Mexico lives in this Olympic summer Sunday an unprecedented and at the same time controversial popular consultation to prosecute the former presidents of the country that arrives after a very long long-distance race of many years in which the citizens have demanded to end impunity once and for all.
But it is difficult for the exercise to convince enough fans, as a high participation of 40% is needed to make it binding and many consider it unnecessary or even absurd to vote for crimes to be punished.
Many Mexicans got up early this Sunday to see the bronze of the Mexican Aremi Fuentes in weightlifting in Tokyo 2020 and few to go to the electoral college located in the well-known Plaza de la Cibeles, in the Roma neighborhood, a central middle-class neighborhood.
“I believe that the former presidents have to give an account of the management, good or bad, that they have done.
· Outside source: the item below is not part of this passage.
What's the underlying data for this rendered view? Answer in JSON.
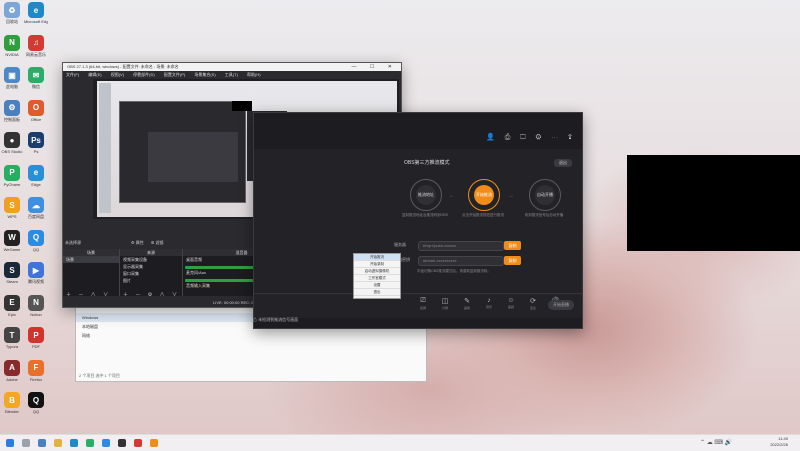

I think what they did is visibly very bad and we are experiencing the effects now “Jaime Maldonado, 56, one of the neighbors who went to vote, explained to Efe.
This chemical engineer blamed the ex-presidents for the expansion of “violence and cartels,” and celebrated that for the first time in history, Mexicans are summoned to a popular consultation.
“It seems to me a very interesting and very important exercise. The situation in the country is the result of many years of abandonment of the classes in power, “he explained before continuing with his Sunday.
A HISTORICAL EXERCISE
The consultation was a promise of President Andrés Manuel López Obrador, who came to power in 2018 with the aim of eradicating corruption and promoting a more participatory democracy.
Initially, the consultation proposed to prosecute the ex-presidents Carlos Salinas de Gortari (1988-1994), Ernesto Zedillo (1994-2000), Vicente Fox (2000-2006), Felipe Calderón (2006-2012) and Enrique Peña Nieto (2012-2018) for corruption, electoral fraud and the war against drug trafficking, among other evils.
But the Supreme Court modified the question to preserve the presumption of innocence and left a very open statement that asks Mexicans if they want to “undertake a process of clarifying the political decisions taken in past years.”
“Unfortunately, the Supreme Court changed the question, it became a bit ambiguous but it is a step forward that this opportunity is given. I hope that at least it is a historical judgment and it is possible to investigate the actions of the past ”, Beatriz, 38, graduated in Communication, declared after casting her vote.
The promoters of the consultation defend that the victory of ‘Yes’ will serve to open Truth Commissions that investigate the crimes of past administrations, while critics see it unnecessary to vote to enforce the law.
López Obrador has made the partridge dizzy with the consultation, since he called and promoted it, but he will not vote because his “strong suit is not revenge.”
In addition, the Government has not presented its plan to apply the result, so there is a lot of uncertainty in this regard.
Beatriz is in favor of “putting the president aside” on this issue and defends the consultation as an “opportunity” to pressure the Judiciary because “justice in Mexico does not apply.”
Carrying out this consultation is a real weight lifting, since the law requires participation 40%, that is, 37 million people, so that the result is binding.
The precedents are not very promising since last June’s midterm elections had a 53% turnout, which was a record.
That June 6, the waiting line was long at the school in the Plaza de la Cibeles, while this Sunday the neighbors came by droppers and all to vote for ‘Yes’.
In recent days, the ruling National Regeneration Movement (Morena) has accused the National Electoral Institute (INE), in charge of spreading and organizing the consultation, of boycotting it.
While the body has responded that it would have wanted to put more polling stations – there are 57,000 planned compared to the 163,000 of the midterm elections – if Congress had given it a larger budget.
“I think that more information has been lacking from the INE and the party”, Julio reproached after voting in the completely empty schoolyard except for the two ballot boxes.
In any case, this 62-year-old man, who voted with a mask as the covid-19 pandemic obliges, defended the consultation as a good process to “promote democracy and that they consider the voice of the people.”
Whatever the result and the participation, it is most likely that López Obrador will hang himself a gold medal on Monday and an admonition to the electoral authority.
Eddie is an Australian news reporter with over 9 years in the industry and has published on Forbes and tech crunch.